■ WHAT IS REQUIRED:
If an entry includes an image, drop the image and copy the rest verbatim.

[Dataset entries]

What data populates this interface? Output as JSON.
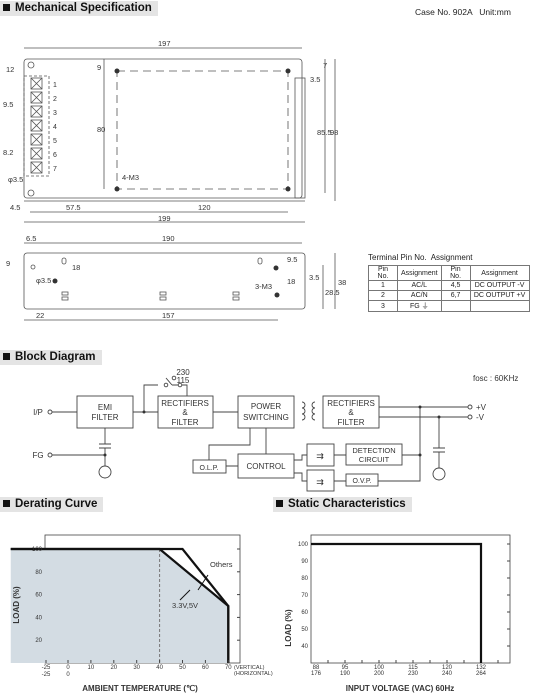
{
  "sections": {
    "mechanical": "Mechanical Specification",
    "block": "Block Diagram",
    "derating": "Derating Curve",
    "static": "Static Characteristics"
  },
  "case_info": "Case No. 902A   Unit:mm",
  "top_view": {
    "dims": [
      "197",
      "12",
      "9",
      "9.5",
      "8.2",
      "80",
      "85.5",
      "98",
      "7",
      "3.5",
      "4-M3",
      "φ3.5",
      "4.5",
      "57.5",
      "120",
      "199"
    ],
    "pins": [
      "1",
      "2",
      "3",
      "4",
      "5",
      "6",
      "7"
    ]
  },
  "side_view": {
    "dims": [
      "6.5",
      "190",
      "9",
      "φ3.5",
      "18",
      "9.5",
      "18",
      "3.5",
      "28.5",
      "38",
      "3-M3",
      "22",
      "157"
    ]
  },
  "pin_table": {
    "title": "Terminal Pin No.  Assignment",
    "headers": [
      "Pin No.",
      "Assignment",
      "Pin No.",
      "Assignment"
    ],
    "rows": [
      [
        "1",
        "AC/L",
        "4,5",
        "DC OUTPUT -V"
      ],
      [
        "2",
        "AC/N",
        "6,7",
        "DC OUTPUT +V"
      ],
      [
        "3",
        "FG ⏚",
        "",
        ""
      ]
    ]
  },
  "block_diagram": {
    "fosc": "fosc : 60KHz",
    "switch_230": "230",
    "switch_115": "115",
    "input": "I/P",
    "fg": "FG",
    "out_pos": "+V",
    "out_neg": "-V",
    "emi": [
      "EMI",
      "FILTER"
    ],
    "rect1": [
      "RECTIFIERS",
      "&",
      "FILTER"
    ],
    "power": [
      "POWER",
      "SWITCHING"
    ],
    "rect2": [
      "RECTIFIERS",
      "&",
      "FILTER"
    ],
    "olp": "O.L.P.",
    "control": "CONTROL",
    "detection": [
      "DETECTION",
      "CIRCUIT"
    ],
    "ovp": "O.V.P."
  },
  "chart_data": [
    {
      "type": "line",
      "title": "Derating Curve",
      "xlabel": "AMBIENT TEMPERATURE (℃)",
      "ylabel": "LOAD (%)",
      "x_ticks_vertical": [
        "-25",
        "0",
        "10",
        "20",
        "30",
        "40",
        "50",
        "60",
        "70"
      ],
      "x_ticks_horizontal": [
        "-25",
        "0"
      ],
      "x_tick_suffix": [
        "(VERTICAL)",
        "(HORIZONTAL)"
      ],
      "y_ticks": [
        "20",
        "40",
        "60",
        "80",
        "100"
      ],
      "xlim": [
        -25,
        77
      ],
      "ylim": [
        0,
        110
      ],
      "series": [
        {
          "name": "Others",
          "x": [
            -25,
            50,
            70,
            70
          ],
          "y": [
            100,
            100,
            50,
            0
          ]
        },
        {
          "name": "3.3V,5V",
          "x": [
            -25,
            40,
            70,
            70
          ],
          "y": [
            100,
            100,
            50,
            0
          ]
        }
      ],
      "shaded": true,
      "reference_line_x": 40,
      "colors": {
        "fill": "#d3dce3",
        "line": "#111111"
      }
    },
    {
      "type": "line",
      "title": "Static Characteristics",
      "xlabel": "INPUT VOLTAGE (VAC) 60Hz",
      "ylabel": "LOAD (%)",
      "x_ticks": [
        [
          "88",
          "176"
        ],
        [
          "95",
          "190"
        ],
        [
          "100",
          "200"
        ],
        [
          "115",
          "230"
        ],
        [
          "120",
          "240"
        ],
        [
          "132",
          "264"
        ]
      ],
      "y_ticks": [
        "40",
        "50",
        "60",
        "70",
        "80",
        "90",
        "100"
      ],
      "ylim": [
        30,
        105
      ],
      "series": [
        {
          "x": [
            "88",
            "132",
            "132"
          ],
          "y": [
            100,
            100,
            30
          ]
        }
      ],
      "colors": {
        "line": "#111111"
      }
    }
  ]
}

■ REPLY:
What data populates this interface? Output as JSON.
{
  "sections": {
    "mechanical": "Mechanical Specification",
    "block": "Block Diagram",
    "derating": "Derating Curve",
    "static": "Static Characteristics"
  },
  "case_info": "Case No. 902A   Unit:mm",
  "top_view": {
    "dims": [
      "197",
      "12",
      "9",
      "9.5",
      "8.2",
      "80",
      "85.5",
      "98",
      "7",
      "3.5",
      "4-M3",
      "φ3.5",
      "4.5",
      "57.5",
      "120",
      "199"
    ],
    "pins": [
      "1",
      "2",
      "3",
      "4",
      "5",
      "6",
      "7"
    ]
  },
  "side_view": {
    "dims": [
      "6.5",
      "190",
      "9",
      "φ3.5",
      "18",
      "9.5",
      "18",
      "3.5",
      "28.5",
      "38",
      "3-M3",
      "22",
      "157"
    ]
  },
  "pin_table": {
    "title": "Terminal Pin No.  Assignment",
    "headers": [
      "Pin No.",
      "Assignment",
      "Pin No.",
      "Assignment"
    ],
    "rows": [
      [
        "1",
        "AC/L",
        "4,5",
        "DC OUTPUT -V"
      ],
      [
        "2",
        "AC/N",
        "6,7",
        "DC OUTPUT +V"
      ],
      [
        "3",
        "FG ⏚",
        "",
        ""
      ]
    ]
  },
  "block_diagram": {
    "fosc": "fosc : 60KHz",
    "switch_230": "230",
    "switch_115": "115",
    "input": "I/P",
    "fg": "FG",
    "out_pos": "+V",
    "out_neg": "-V",
    "emi": [
      "EMI",
      "FILTER"
    ],
    "rect1": [
      "RECTIFIERS",
      "&",
      "FILTER"
    ],
    "power": [
      "POWER",
      "SWITCHING"
    ],
    "rect2": [
      "RECTIFIERS",
      "&",
      "FILTER"
    ],
    "olp": "O.L.P.",
    "control": "CONTROL",
    "detection": [
      "DETECTION",
      "CIRCUIT"
    ],
    "ovp": "O.V.P."
  },
  "chart_data": [
    {
      "type": "line",
      "title": "Derating Curve",
      "xlabel": "AMBIENT TEMPERATURE (℃)",
      "ylabel": "LOAD (%)",
      "x_ticks_vertical": [
        "-25",
        "0",
        "10",
        "20",
        "30",
        "40",
        "50",
        "60",
        "70"
      ],
      "x_ticks_horizontal": [
        "-25",
        "0"
      ],
      "x_tick_suffix": [
        "(VERTICAL)",
        "(HORIZONTAL)"
      ],
      "y_ticks": [
        "20",
        "40",
        "60",
        "80",
        "100"
      ],
      "xlim": [
        -25,
        77
      ],
      "ylim": [
        0,
        110
      ],
      "series": [
        {
          "name": "Others",
          "x": [
            -25,
            50,
            70,
            70
          ],
          "y": [
            100,
            100,
            50,
            0
          ]
        },
        {
          "name": "3.3V,5V",
          "x": [
            -25,
            40,
            70,
            70
          ],
          "y": [
            100,
            100,
            50,
            0
          ]
        }
      ],
      "shaded": true,
      "reference_line_x": 40,
      "colors": {
        "fill": "#d3dce3",
        "line": "#111111"
      }
    },
    {
      "type": "line",
      "title": "Static Characteristics",
      "xlabel": "INPUT VOLTAGE (VAC) 60Hz",
      "ylabel": "LOAD (%)",
      "x_ticks": [
        [
          "88",
          "176"
        ],
        [
          "95",
          "190"
        ],
        [
          "100",
          "200"
        ],
        [
          "115",
          "230"
        ],
        [
          "120",
          "240"
        ],
        [
          "132",
          "264"
        ]
      ],
      "y_ticks": [
        "40",
        "50",
        "60",
        "70",
        "80",
        "90",
        "100"
      ],
      "ylim": [
        30,
        105
      ],
      "series": [
        {
          "x": [
            "88",
            "132",
            "132"
          ],
          "y": [
            100,
            100,
            30
          ]
        }
      ],
      "colors": {
        "line": "#111111"
      }
    }
  ]
}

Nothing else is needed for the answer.